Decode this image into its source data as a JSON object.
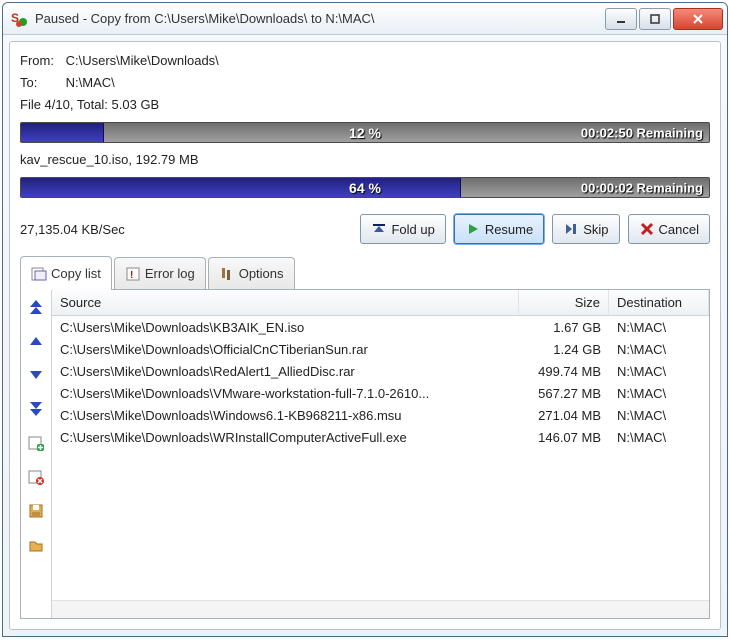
{
  "title": "Paused - Copy from C:\\Users\\Mike\\Downloads\\ to N:\\MAC\\",
  "from_label": "From:",
  "to_label": "To:",
  "from_path": "C:\\Users\\Mike\\Downloads\\",
  "to_path": "N:\\MAC\\",
  "total_line": "File 4/10, Total: 5.03 GB",
  "progress_total": {
    "percent": 12,
    "percent_text": "12 %",
    "remaining": "00:02:50 Remaining"
  },
  "current_file": "kav_rescue_10.iso, 192.79 MB",
  "progress_file": {
    "percent": 64,
    "percent_text": "64 %",
    "remaining": "00:00:02 Remaining"
  },
  "speed": "27,135.04 KB/Sec",
  "buttons": {
    "foldup": "Fold up",
    "resume": "Resume",
    "skip": "Skip",
    "cancel": "Cancel"
  },
  "tabs": {
    "copylist": "Copy list",
    "errorlog": "Error log",
    "options": "Options"
  },
  "columns": {
    "source": "Source",
    "size": "Size",
    "destination": "Destination"
  },
  "rows": [
    {
      "source": "C:\\Users\\Mike\\Downloads\\KB3AIK_EN.iso",
      "size": "1.67 GB",
      "dest": "N:\\MAC\\"
    },
    {
      "source": "C:\\Users\\Mike\\Downloads\\OfficialCnCTiberianSun.rar",
      "size": "1.24 GB",
      "dest": "N:\\MAC\\"
    },
    {
      "source": "C:\\Users\\Mike\\Downloads\\RedAlert1_AlliedDisc.rar",
      "size": "499.74 MB",
      "dest": "N:\\MAC\\"
    },
    {
      "source": "C:\\Users\\Mike\\Downloads\\VMware-workstation-full-7.1.0-2610...",
      "size": "567.27 MB",
      "dest": "N:\\MAC\\"
    },
    {
      "source": "C:\\Users\\Mike\\Downloads\\Windows6.1-KB968211-x86.msu",
      "size": "271.04 MB",
      "dest": "N:\\MAC\\"
    },
    {
      "source": "C:\\Users\\Mike\\Downloads\\WRInstallComputerActiveFull.exe",
      "size": "146.07 MB",
      "dest": "N:\\MAC\\"
    }
  ]
}
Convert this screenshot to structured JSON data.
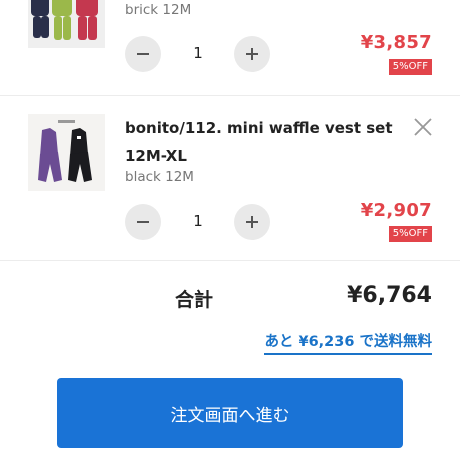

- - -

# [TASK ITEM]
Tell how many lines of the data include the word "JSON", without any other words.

# [ANSWER]
2